 Do something that you love and it won’t feel like work.

Lisa Fazio, artist

Credit: Lisa Fazio

Fazio said she particularly likes working with women 55 and older, as they can connect over shared experiences like raising children. She tries to empower her clients through her artwork and mediumship and said she’s forged bonds with her students. They are company for her, she said, and in return she gives them the gift of art.

One of Fazio’s favorite quotes, which she tries to live by, is, “We’re not here to see through one another, but to see one another through.”

For seniors who find that in retirement they need extra income, she advised, “Do something that you love and it won’t feel like work, but something that makes you happy. It’s a win-win.”


If you’re ready to pursue a side hustle, here are a few resources to get you started:

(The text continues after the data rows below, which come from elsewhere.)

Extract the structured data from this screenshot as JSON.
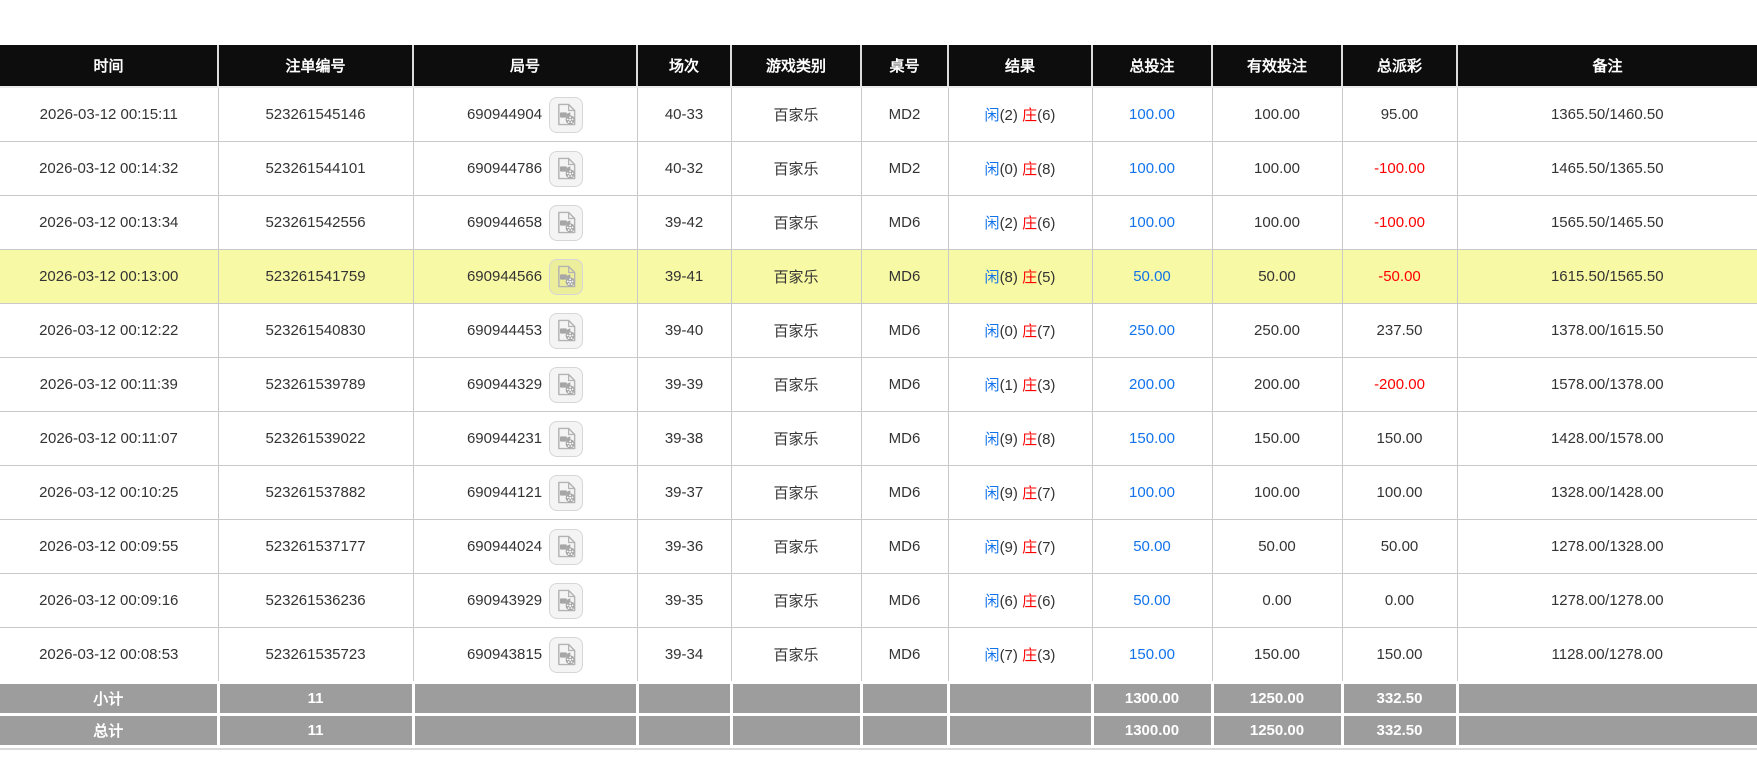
{
  "colors": {
    "bet_blue": "#1273eb",
    "loss_red": "#fe0000",
    "highlight_yellow": "#f8f9a4",
    "header_black": "#0d0d0d",
    "footer_gray": "#9d9d9d"
  },
  "table": {
    "headers": [
      "时间",
      "注单编号",
      "局号",
      "场次",
      "游戏类别",
      "桌号",
      "结果",
      "总投注",
      "有效投注",
      "总派彩",
      "备注"
    ],
    "video_icon": "video-file-icon",
    "rows": [
      {
        "time": "2026-03-12 00:15:11",
        "order_no": "523261545146",
        "round_no": "690944904",
        "session": "40-33",
        "game_type": "百家乐",
        "table_no": "MD2",
        "result": {
          "player_label": "闲",
          "player_score": "(2)",
          "banker_label": "庄",
          "banker_score": "(6)"
        },
        "total_bet": "100.00",
        "valid_bet": "100.00",
        "payout": "95.00",
        "remark": "1365.50/1460.50",
        "highlighted": false
      },
      {
        "time": "2026-03-12 00:14:32",
        "order_no": "523261544101",
        "round_no": "690944786",
        "session": "40-32",
        "game_type": "百家乐",
        "table_no": "MD2",
        "result": {
          "player_label": "闲",
          "player_score": "(0)",
          "banker_label": "庄",
          "banker_score": "(8)"
        },
        "total_bet": "100.00",
        "valid_bet": "100.00",
        "payout": "-100.00",
        "remark": "1465.50/1365.50",
        "highlighted": false
      },
      {
        "time": "2026-03-12 00:13:34",
        "order_no": "523261542556",
        "round_no": "690944658",
        "session": "39-42",
        "game_type": "百家乐",
        "table_no": "MD6",
        "result": {
          "player_label": "闲",
          "player_score": "(2)",
          "banker_label": "庄",
          "banker_score": "(6)"
        },
        "total_bet": "100.00",
        "valid_bet": "100.00",
        "payout": "-100.00",
        "remark": "1565.50/1465.50",
        "highlighted": false
      },
      {
        "time": "2026-03-12 00:13:00",
        "order_no": "523261541759",
        "round_no": "690944566",
        "session": "39-41",
        "game_type": "百家乐",
        "table_no": "MD6",
        "result": {
          "player_label": "闲",
          "player_score": "(8)",
          "banker_label": "庄",
          "banker_score": "(5)"
        },
        "total_bet": "50.00",
        "valid_bet": "50.00",
        "payout": "-50.00",
        "remark": "1615.50/1565.50",
        "highlighted": true
      },
      {
        "time": "2026-03-12 00:12:22",
        "order_no": "523261540830",
        "round_no": "690944453",
        "session": "39-40",
        "game_type": "百家乐",
        "table_no": "MD6",
        "result": {
          "player_label": "闲",
          "player_score": "(0)",
          "banker_label": "庄",
          "banker_score": "(7)"
        },
        "total_bet": "250.00",
        "valid_bet": "250.00",
        "payout": "237.50",
        "remark": "1378.00/1615.50",
        "highlighted": false
      },
      {
        "time": "2026-03-12 00:11:39",
        "order_no": "523261539789",
        "round_no": "690944329",
        "session": "39-39",
        "game_type": "百家乐",
        "table_no": "MD6",
        "result": {
          "player_label": "闲",
          "player_score": "(1)",
          "banker_label": "庄",
          "banker_score": "(3)"
        },
        "total_bet": "200.00",
        "valid_bet": "200.00",
        "payout": "-200.00",
        "remark": "1578.00/1378.00",
        "highlighted": false
      },
      {
        "time": "2026-03-12 00:11:07",
        "order_no": "523261539022",
        "round_no": "690944231",
        "session": "39-38",
        "game_type": "百家乐",
        "table_no": "MD6",
        "result": {
          "player_label": "闲",
          "player_score": "(9)",
          "banker_label": "庄",
          "banker_score": "(8)"
        },
        "total_bet": "150.00",
        "valid_bet": "150.00",
        "payout": "150.00",
        "remark": "1428.00/1578.00",
        "highlighted": false
      },
      {
        "time": "2026-03-12 00:10:25",
        "order_no": "523261537882",
        "round_no": "690944121",
        "session": "39-37",
        "game_type": "百家乐",
        "table_no": "MD6",
        "result": {
          "player_label": "闲",
          "player_score": "(9)",
          "banker_label": "庄",
          "banker_score": "(7)"
        },
        "total_bet": "100.00",
        "valid_bet": "100.00",
        "payout": "100.00",
        "remark": "1328.00/1428.00",
        "highlighted": false
      },
      {
        "time": "2026-03-12 00:09:55",
        "order_no": "523261537177",
        "round_no": "690944024",
        "session": "39-36",
        "game_type": "百家乐",
        "table_no": "MD6",
        "result": {
          "player_label": "闲",
          "player_score": "(9)",
          "banker_label": "庄",
          "banker_score": "(7)"
        },
        "total_bet": "50.00",
        "valid_bet": "50.00",
        "payout": "50.00",
        "remark": "1278.00/1328.00",
        "highlighted": false
      },
      {
        "time": "2026-03-12 00:09:16",
        "order_no": "523261536236",
        "round_no": "690943929",
        "session": "39-35",
        "game_type": "百家乐",
        "table_no": "MD6",
        "result": {
          "player_label": "闲",
          "player_score": "(6)",
          "banker_label": "庄",
          "banker_score": "(6)"
        },
        "total_bet": "50.00",
        "valid_bet": "0.00",
        "payout": "0.00",
        "remark": "1278.00/1278.00",
        "highlighted": false
      },
      {
        "time": "2026-03-12 00:08:53",
        "order_no": "523261535723",
        "round_no": "690943815",
        "session": "39-34",
        "game_type": "百家乐",
        "table_no": "MD6",
        "result": {
          "player_label": "闲",
          "player_score": "(7)",
          "banker_label": "庄",
          "banker_score": "(3)"
        },
        "total_bet": "150.00",
        "valid_bet": "150.00",
        "payout": "150.00",
        "remark": "1128.00/1278.00",
        "highlighted": false
      }
    ],
    "subtotal": {
      "label": "小计",
      "count": "11",
      "total_bet": "1300.00",
      "valid_bet": "1250.00",
      "payout": "332.50"
    },
    "total": {
      "label": "总计",
      "count": "11",
      "total_bet": "1300.00",
      "valid_bet": "1250.00",
      "payout": "332.50"
    }
  }
}
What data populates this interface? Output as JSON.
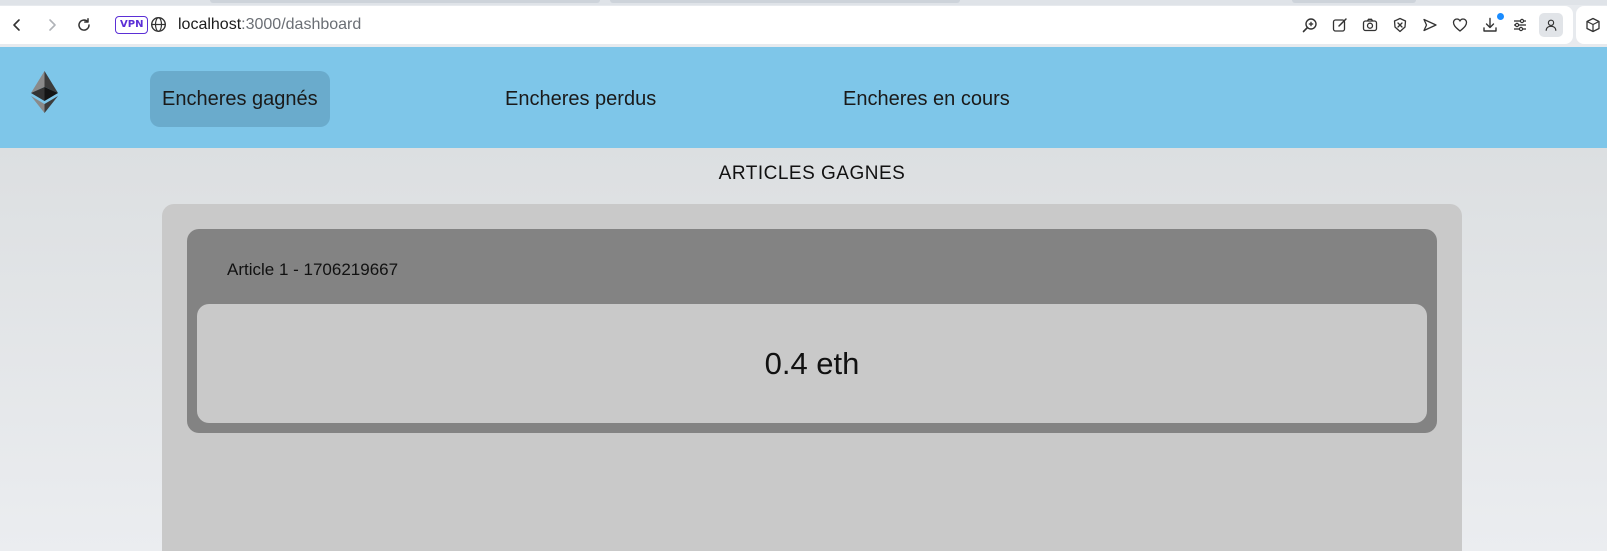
{
  "browser": {
    "vpn_label": "VPN",
    "url_host": "localhost",
    "url_path": ":3000/dashboard",
    "icons": [
      "back-icon",
      "forward-icon",
      "reload-icon",
      "globe-icon",
      "zoom-icon",
      "edit-icon",
      "camera-icon",
      "shield-icon",
      "send-icon",
      "heart-icon",
      "download-icon",
      "menu-icon",
      "profile-icon",
      "extension-icon"
    ],
    "accent_color": "#5b2fd6"
  },
  "navbar": {
    "logo": "ethereum-icon",
    "links": [
      {
        "label": "Encheres gagnés",
        "active": true
      },
      {
        "label": "Encheres perdus",
        "active": false
      },
      {
        "label": "Encheres en cours",
        "active": false
      }
    ],
    "background_color": "#7ec6e9"
  },
  "main": {
    "section_title": "ARTICLES GAGNES",
    "articles": [
      {
        "title": "Article 1 - 1706219667",
        "price": "0.4 eth"
      }
    ]
  }
}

  • Through a partnership between the New York State Office for the Aging and the online community GetSetUp, those over 55 can choose from hundreds of free online courses. Some of those upcoming include top seasonal job opportunities; exploring in-demand jobs for retirees; and training in technology like Zoom. Older adults can also get paid to teach classes. To learn more, visit
  • The state Office for the Aging has also partnered with the ride-sharing network GoGoGrandparent. A specialized service for older adults who need transportation, there are also opportunities for employment as a driver. Learn more at
  • AARP has a directory of age-friendly employers,
  • The New York State Department of Labor also offers job listings at

Ann Glynn, marketing coordinator for The Life Enrichment Center at Oyster Bay, advises older Long Islanders to contact their local senior center and ask if they know of any available work. Seniors can also make an appointment with The Workforce Partnership program offered through the Town of Oyster Bay, which provides free job services, searches and skills training. The Hicksville office can be reached at 516-934-8532. Contact the Massapequa office at 516-797-4560.

— Sheryl Nance-Nash

Originally Appeared Here